About this Research Topic
Research focusing on psychological aspects of autism is an expanding discipline, covering multiple fields including cognition, perception, clinical research, neuroscience, and social psychology. New knowledge is accruing all the time, but with an increase in research comes the difficulty of assimilating the findings, stepping back and understanding the patterns or limitations. This is particularly pertinent as it is a time where long-standing theories are being updated, innovative approaches are being adopted, and these changes need to be filtered out to the different branches of Psychology.
The aim of this Research Topic is to bring together the latest thinking around autism across the multiple research fields of Psychology, mapping key developments and innovations as well as highlighting future directions. In particular, we wish to bring multidisciplinary researchers together to showcase new theories and paradigms, cutting edge technologies and identify any common themes that researchers with different backgrounds can access and move forward. In order to situate the research in the context of real-life meaning, contributions should also emphasize the practical relevance of their findings or theories for autistic individuals and their families.
There are a number of topical areas that are producing new avenues, together with challenges. An exciting new area that promises to facilitate this effort is that of digital phenotyping where digital tools such as eye and motion tracking are combined with psychological tasks to find behavioral biomarkers of autism groups. Since the inclusion of sensory issues in the DSM 5 and the top ten autism priorities identified by Autistica in 2015, research efforts have increased to characterize sensory and perceptual issues, understand their etiology and develop appropriate therapies or support. Growing interest in coordination difficulties that frequently accompany autism has led to exploration of what impact they have on aspects such as diagnosis and understanding of other people’s actions. There has also been greater focus on participatory research – conducting research together with autistic individuals and family members. This is leading to research questions that are more driven by autistic people themselves and re-evaluation of the interpretation of findings.

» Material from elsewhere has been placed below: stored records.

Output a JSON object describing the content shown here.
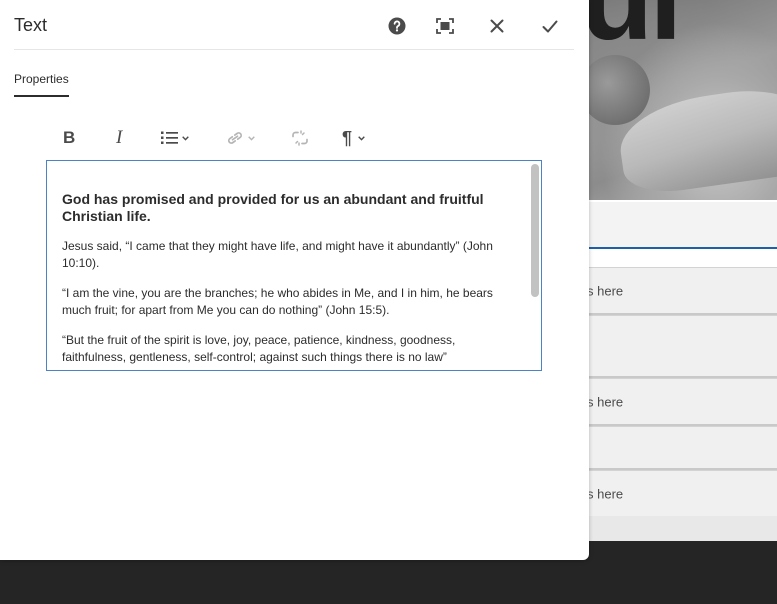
{
  "background": {
    "hero_text": "ui",
    "rows": [
      {
        "label": "s here",
        "selected": false
      },
      {
        "label": "s here",
        "selected": false
      },
      {
        "label": "s here",
        "selected": false
      }
    ]
  },
  "dialog": {
    "title": "Text",
    "header_buttons": {
      "help": "help-icon",
      "fullscreen": "fullscreen-icon",
      "close": "close-icon",
      "done": "checkmark-icon"
    },
    "tabs": [
      {
        "label": "Properties",
        "active": true
      }
    ],
    "toolbar": [
      {
        "name": "bold",
        "icon": "bold-icon",
        "glyph": "B"
      },
      {
        "name": "italic",
        "icon": "italic-icon",
        "glyph": "I"
      },
      {
        "name": "list",
        "icon": "list-icon"
      },
      {
        "name": "link",
        "icon": "link-icon"
      },
      {
        "name": "unlink",
        "icon": "unlink-icon"
      },
      {
        "name": "paragraph",
        "icon": "paragraph-icon",
        "glyph": "¶"
      }
    ],
    "editor": {
      "heading": "God has promised and provided for us an abundant and fruitful Christian life.",
      "paragraphs": [
        "Jesus said, “I came that they might have life, and might have it abundantly” (John 10:10).",
        "“I am the vine, you are the branches; he who abides in Me, and I in him, he bears much fruit; for apart from Me you can do nothing” (John 15:5).",
        "“But the fruit of the spirit is love, joy, peace, patience, kindness, goodness, faithfulness, gentleness, self-control; against such things there is no law”"
      ]
    }
  },
  "colors": {
    "accent": "#1f5fa8",
    "editor_border": "#4b83c5",
    "dark_footer": "#252525"
  }
}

We encourage submissions from across the Psychology discipline (neuropsychology, cognitive, applied, social, biological and developmental psychology and neuroscience). Articles should either provide novel research results that clearly articulate the current state of knowledge or offer a comprehensive overview of original empirical studies, drawing together theories and future directions. Authors should outline what relevance their findings or theories have, or could have in the future for autistic people and their families and, where applicable, how they link to the priorities of the autistic community. We also encourage those articles that are participatory in nature. We hope that this interdisciplinary Research Topic will enable researchers, clinicians, practitioners, and autistic individuals to more fully understand the current knowledge and areas of debate across Psychology in order to identify ideas, links, and collaborative research opportunities.
Keywords: autism, cognition, perception, neuroscience, social psychology, participatory research
Important Note: All contributions to this Research Topic must be within the scope of the section and journal to which they are submitted, as defined in their mission statements. Frontiers reserves the right to guide an out-of-scope manuscript to a more suitable section or journal at any stage of peer review.